- Condiments – Chipotle has just a few sauces/toppings that can be used to customize their items. Using things like house made aeolis and sauces to spice up pedestrian dishes can be a quick and easy way to make them seem more unique and taste better. For example which sounds better a grilled chopped chicken sandwich or a grilled chopped chicken pesto sandwich? And you can use the same pesto as a pasta sauce and a dipping sauce for an app…
This is where fast casual (and especially Chipotle) sets itself apart from more traditional fast food concepts.
Chipotle has gone out of its way to set itself apart as a different kind of restaurant. They focus on having antibiotic-free, hormone-free, non-gmo food. When they have had issues with products in the past they have not sold them instead compromising their standards.
They also focus on sustainability in their packaging and in their food. They have made a concerted effort to let people know what they stand for and then they have lived up to the standards they have set for themselves.
What you can do
Your restaurant should stand for something. That something doesn’t have to be what Chipotle stands for but it needs something. You need to look at what your restaurant does and what it can stand for then you need to let people know.
Here are some ideas for a “culture” that you can instill in your restaurant.
- Organic foods
- Healthful foods
- Locally sourced/farm to table
- Being a part of the community
- And many more
Your restaurant can stand for anything you want it to. If find something to stand for and then make sure that you take it seriously from the top down then people will respect you for that and they will come back.
So there you have it. Some simple lessons that you can learn from fast casual (and Chipotle) to help your restaurant…no matter what the concept.

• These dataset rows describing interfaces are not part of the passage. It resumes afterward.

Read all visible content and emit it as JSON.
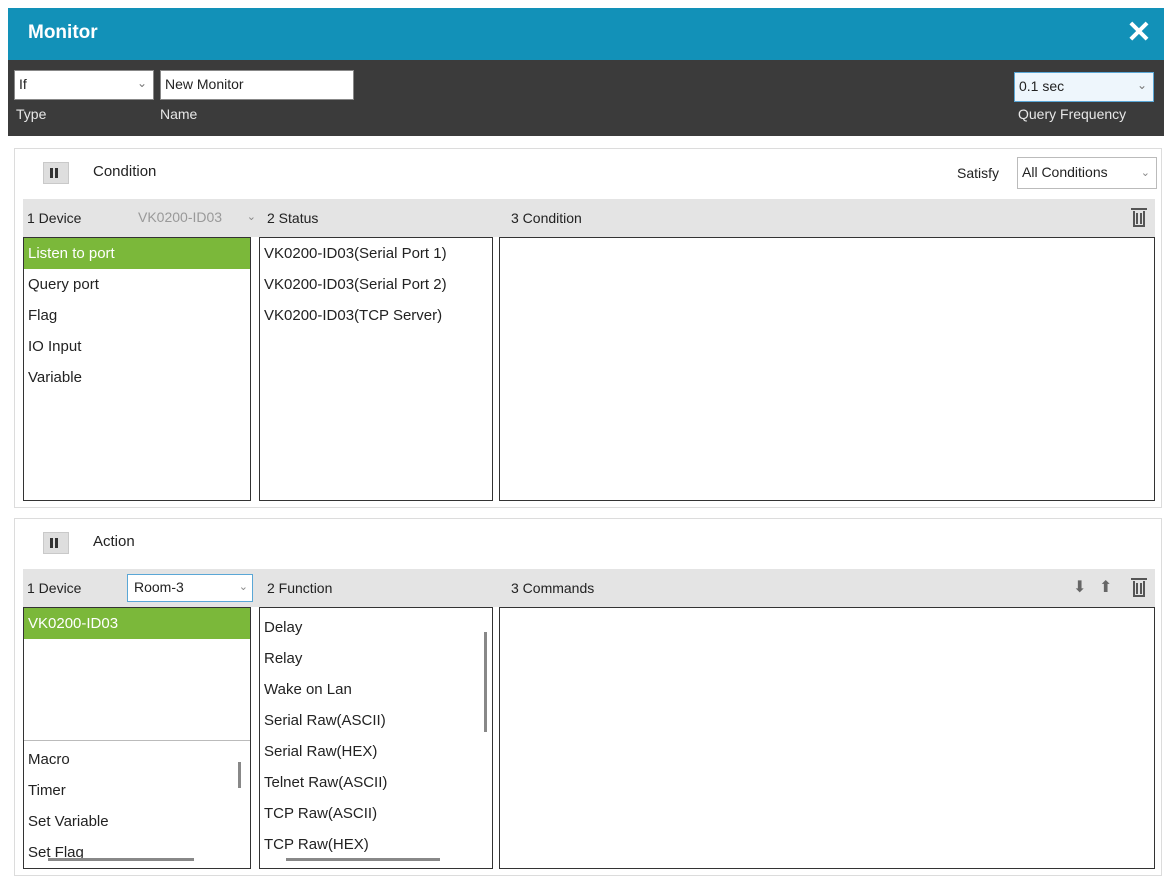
{
  "window": {
    "title": "Monitor"
  },
  "toolbar": {
    "type_value": "If",
    "type_label": "Type",
    "name_value": "New Monitor",
    "name_label": "Name",
    "freq_value": "0.1 sec",
    "freq_label": "Query Frequency"
  },
  "condition": {
    "title": "Condition",
    "satisfy_label": "Satisfy",
    "satisfy_value": "All Conditions",
    "col1_label": "1  Device",
    "device_value": "VK0200-ID03",
    "col2_label": "2  Status",
    "col3_label": "3  Condition",
    "device_items": [
      "Listen to port",
      "Query port",
      "Flag",
      "IO Input",
      "Variable"
    ],
    "status_items": [
      "VK0200-ID03(Serial Port 1)",
      "VK0200-ID03(Serial Port 2)",
      "VK0200-ID03(TCP Server)"
    ]
  },
  "action": {
    "title": "Action",
    "col1_label": "1  Device",
    "device_value": "Room-3",
    "col2_label": "2  Function",
    "col3_label": "3  Commands",
    "device_items": [
      "VK0200-ID03"
    ],
    "extra_items": [
      "Macro",
      "Timer",
      "Set Variable",
      "Set Flag"
    ],
    "function_items": [
      "Delay",
      "Relay",
      "Wake on Lan",
      "Serial Raw(ASCII)",
      "Serial Raw(HEX)",
      "Telnet Raw(ASCII)",
      "TCP Raw(ASCII)",
      "TCP Raw(HEX)"
    ]
  },
  "colors": {
    "titlebar": "#1291b8",
    "toolbar": "#3b3b3b",
    "selection": "#7bb83a"
  }
}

Did you find this article helpful? Have you learned lessons from other restaurants that helped out your own? Please share in the comments.